Tuan Imam Abdul Rahman Awang Matseruddin (1872-1945) was taught religious education by his father, and he furthered his knowledge by learning from other religious scholars. He actively taught religious education to many students and for that he was awarded the title Pehin Khatib. In 1939, he was conferred the title Pehin Tuan Imam.
Marbut Awang Tunggal Chuchu (1880-1945) was quite well-known. He was the Marbut for the Pekan Brunei Mosque, the country’s main mosque prior to the Second World War. The mosque was sometimes known by his name as Masjid Ujung Tunggal or Masjid Tunggal or Masjid Marbut Tunggal as he spent the majority of his life at the mosque.
He considered the mosque as his own house, and he looked after it diligently. He built his own house very near the mosque. He was born in 1880 at Kampung Ujong Bukit, and he looked after the mosque until he died in 1945. He learnt a lot of religious knowledge and he spent his time teaching other people especially Al-Quran and Zikir. He also taught the policemen who lived in the police barracks nearby before the second world war.
The mosque was destroyed by bombings from the allied forces when they wanted to recapture Brunei from the Japanese. Marbut Awang Tunggal had to leave the mosque and stayed at Kampung Ujong Bukit until he died.
Pehin Datu Imam Hj Mokti Hj Nasar (1864-1946) was born in 1864 in Kampong Burong Pingai Ayer. He studied religious knowledge under Dato Ahmad Hj Abdul Latif and Syeikh Ahmad Khatib Sambas, another religious scholar from Indonesia. Pehin studied Tariqat Qadariah from the scholar and also from books from Indonesia and Sumatra such as ‘As-Sirat Al-Mustaqim’.

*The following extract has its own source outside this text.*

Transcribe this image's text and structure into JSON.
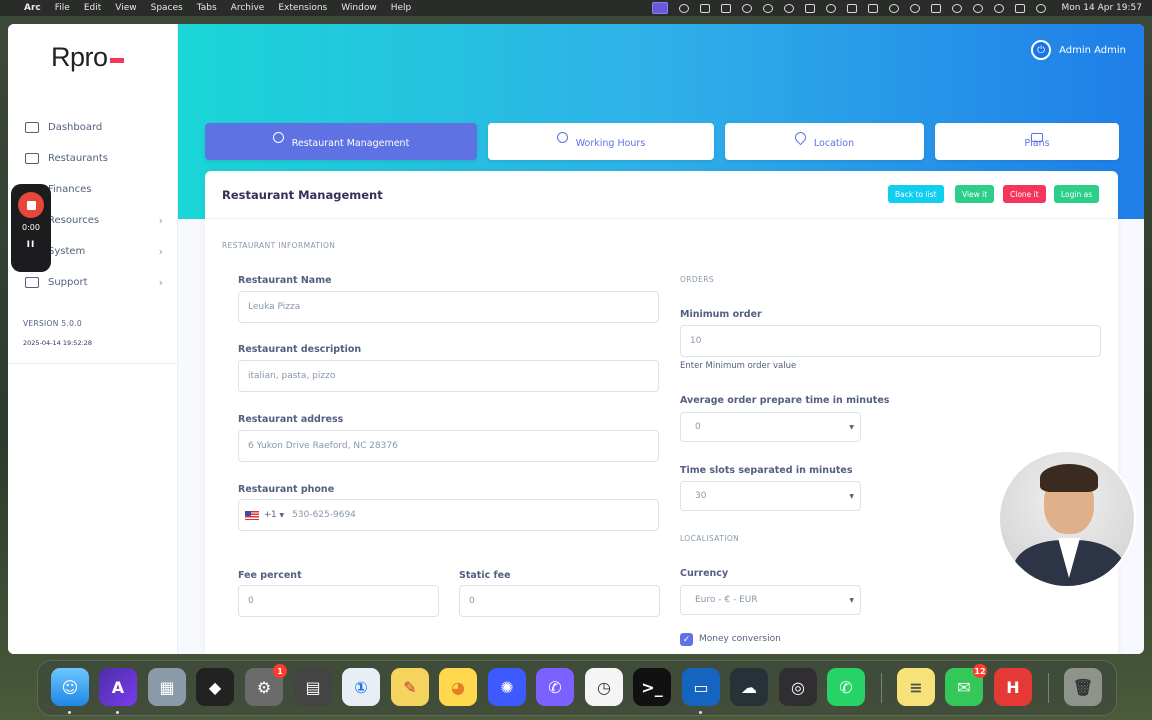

He also travelled widely to spread the religion by going to Sarawak and Sambas. He was able to perform his haj in Makkah and stayed there for four years and this enabled him to learn and speak Arabic.

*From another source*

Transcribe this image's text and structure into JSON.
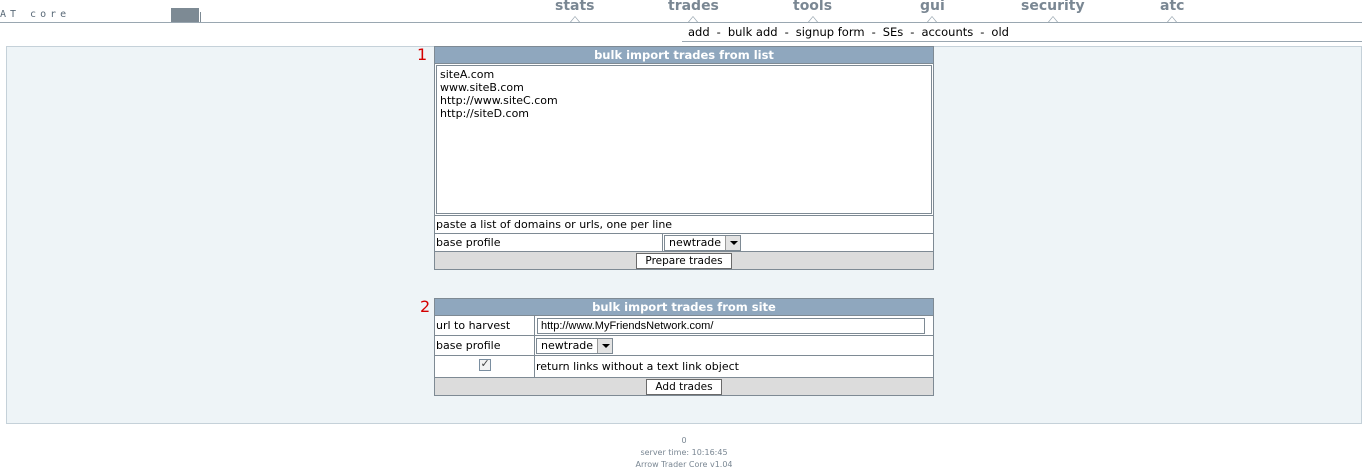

Upon his return, he established a special hall which he used for teaching. He travelled internally too, to the interior such as Pudak, Pulau Berbunut and Labu Estate to spread the religion further. He also taught at Padas in Sabah. Among his many students included His Highness Sultan Muhammad Jamalul Alam and His Highness Sultan Haji Omar Ali Saifuddien III.
In 1920, he officiated at the opening of a new mosque in Labu Estate in Temburong. He left a number of writings including duaas and fatwa, the genealogy of Tariqat Qadariah, description about the cholera outbreak in 1290 and 1322 hijrahs, and the history and advices of Lukman Al-Hakim.
Other religious figures born in the 19th century will be described further in the next article.
The Brunei Times